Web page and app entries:
=======
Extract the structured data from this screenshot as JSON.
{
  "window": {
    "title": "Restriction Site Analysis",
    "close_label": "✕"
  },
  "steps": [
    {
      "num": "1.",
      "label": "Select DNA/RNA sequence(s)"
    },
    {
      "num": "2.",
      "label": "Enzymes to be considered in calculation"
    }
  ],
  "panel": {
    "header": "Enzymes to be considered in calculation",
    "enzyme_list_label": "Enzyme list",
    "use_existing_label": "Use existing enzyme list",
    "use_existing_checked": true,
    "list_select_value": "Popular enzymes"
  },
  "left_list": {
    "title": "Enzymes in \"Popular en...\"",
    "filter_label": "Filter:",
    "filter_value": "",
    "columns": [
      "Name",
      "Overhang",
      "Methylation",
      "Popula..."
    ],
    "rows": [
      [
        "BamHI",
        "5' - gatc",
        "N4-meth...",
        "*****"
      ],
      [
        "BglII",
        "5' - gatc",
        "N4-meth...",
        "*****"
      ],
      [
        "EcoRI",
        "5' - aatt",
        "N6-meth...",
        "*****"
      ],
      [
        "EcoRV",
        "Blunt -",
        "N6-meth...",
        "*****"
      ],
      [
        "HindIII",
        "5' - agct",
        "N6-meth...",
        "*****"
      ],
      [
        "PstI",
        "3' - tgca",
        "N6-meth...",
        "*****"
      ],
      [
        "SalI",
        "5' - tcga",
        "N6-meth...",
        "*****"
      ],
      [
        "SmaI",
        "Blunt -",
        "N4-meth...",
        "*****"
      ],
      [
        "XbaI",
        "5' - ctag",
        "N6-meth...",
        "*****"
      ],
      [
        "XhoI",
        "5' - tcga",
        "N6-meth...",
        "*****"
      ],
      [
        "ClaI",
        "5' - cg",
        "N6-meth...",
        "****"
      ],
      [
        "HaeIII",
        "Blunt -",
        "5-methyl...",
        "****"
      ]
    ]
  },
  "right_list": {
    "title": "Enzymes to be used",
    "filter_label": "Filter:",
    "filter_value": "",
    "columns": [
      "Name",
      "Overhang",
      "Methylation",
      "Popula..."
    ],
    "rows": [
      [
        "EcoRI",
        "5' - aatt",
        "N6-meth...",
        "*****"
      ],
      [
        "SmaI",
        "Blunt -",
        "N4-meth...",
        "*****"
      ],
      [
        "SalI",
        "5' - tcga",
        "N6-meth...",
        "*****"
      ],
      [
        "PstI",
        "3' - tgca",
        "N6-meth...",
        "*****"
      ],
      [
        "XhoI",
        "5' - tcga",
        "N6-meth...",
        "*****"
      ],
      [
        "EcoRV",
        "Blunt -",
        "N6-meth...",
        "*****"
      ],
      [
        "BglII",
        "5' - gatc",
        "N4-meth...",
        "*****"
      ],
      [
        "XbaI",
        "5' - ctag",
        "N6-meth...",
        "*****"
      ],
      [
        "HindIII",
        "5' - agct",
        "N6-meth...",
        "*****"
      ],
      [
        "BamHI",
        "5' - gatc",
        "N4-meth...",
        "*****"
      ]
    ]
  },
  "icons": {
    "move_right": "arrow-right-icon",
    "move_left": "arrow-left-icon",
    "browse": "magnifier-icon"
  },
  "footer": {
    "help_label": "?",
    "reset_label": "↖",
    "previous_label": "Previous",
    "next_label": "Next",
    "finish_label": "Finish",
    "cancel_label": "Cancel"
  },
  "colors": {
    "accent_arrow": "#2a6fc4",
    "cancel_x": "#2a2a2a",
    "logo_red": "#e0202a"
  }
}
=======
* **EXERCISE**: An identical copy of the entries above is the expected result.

* **RESULT FOR THIS TASK**:
Extract the structured data from this screenshot as JSON.
{
  "window": {
    "title": "Restriction Site Analysis",
    "close_label": "✕"
  },
  "steps": [
    {
      "num": "1.",
      "label": "Select DNA/RNA sequence(s)"
    },
    {
      "num": "2.",
      "label": "Enzymes to be considered in calculation"
    }
  ],
  "panel": {
    "header": "Enzymes to be considered in calculation",
    "enzyme_list_label": "Enzyme list",
    "use_existing_label": "Use existing enzyme list",
    "use_existing_checked": true,
    "list_select_value": "Popular enzymes"
  },
  "left_list": {
    "title": "Enzymes in \"Popular en...\"",
    "filter_label": "Filter:",
    "filter_value": "",
    "columns": [
      "Name",
      "Overhang",
      "Methylation",
      "Popula..."
    ],
    "rows": [
      [
        "BamHI",
        "5' - gatc",
        "N4-meth...",
        "*****"
      ],
      [
        "BglII",
        "5' - gatc",
        "N4-meth...",
        "*****"
      ],
      [
        "EcoRI",
        "5' - aatt",
        "N6-meth...",
        "*****"
      ],
      [
        "EcoRV",
        "Blunt -",
        "N6-meth...",
        "*****"
      ],
      [
        "HindIII",
        "5' - agct",
        "N6-meth...",
        "*****"
      ],
      [
        "PstI",
        "3' - tgca",
        "N6-meth...",
        "*****"
      ],
      [
        "SalI",
        "5' - tcga",
        "N6-meth...",
        "*****"
      ],
      [
        "SmaI",
        "Blunt -",
        "N4-meth...",
        "*****"
      ],
      [
        "XbaI",
        "5' - ctag",
        "N6-meth...",
        "*****"
      ],
      [
        "XhoI",
        "5' - tcga",
        "N6-meth...",
        "*****"
      ],
      [
        "ClaI",
        "5' - cg",
        "N6-meth...",
        "****"
      ],
      [
        "HaeIII",
        "Blunt -",
        "5-methyl...",
        "****"
      ]
    ]
  },
  "right_list": {
    "title": "Enzymes to be used",
    "filter_label": "Filter:",
    "filter_value": "",
    "columns": [
      "Name",
      "Overhang",
      "Methylation",
      "Popula..."
    ],
    "rows": [
      [
        "EcoRI",
        "5' - aatt",
        "N6-meth...",
        "*****"
      ],
      [
        "SmaI",
        "Blunt -",
        "N4-meth...",
        "*****"
      ],
      [
        "SalI",
        "5' - tcga",
        "N6-meth...",
        "*****"
      ],
      [
        "PstI",
        "3' - tgca",
        "N6-meth...",
        "*****"
      ],
      [
        "XhoI",
        "5' - tcga",
        "N6-meth...",
        "*****"
      ],
      [
        "EcoRV",
        "Blunt -",
        "N6-meth...",
        "*****"
      ],
      [
        "BglII",
        "5' - gatc",
        "N4-meth...",
        "*****"
      ],
      [
        "XbaI",
        "5' - ctag",
        "N6-meth...",
        "*****"
      ],
      [
        "HindIII",
        "5' - agct",
        "N6-meth...",
        "*****"
      ],
      [
        "BamHI",
        "5' - gatc",
        "N4-meth...",
        "*****"
      ]
    ]
  },
  "icons": {
    "move_right": "arrow-right-icon",
    "move_left": "arrow-left-icon",
    "browse": "magnifier-icon"
  },
  "footer": {
    "help_label": "?",
    "reset_label": "↖",
    "previous_label": "Previous",
    "next_label": "Next",
    "finish_label": "Finish",
    "cancel_label": "Cancel"
  },
  "colors": {
    "accent_arrow": "#2a6fc4",
    "cancel_x": "#2a2a2a",
    "logo_red": "#e0202a"
  }
}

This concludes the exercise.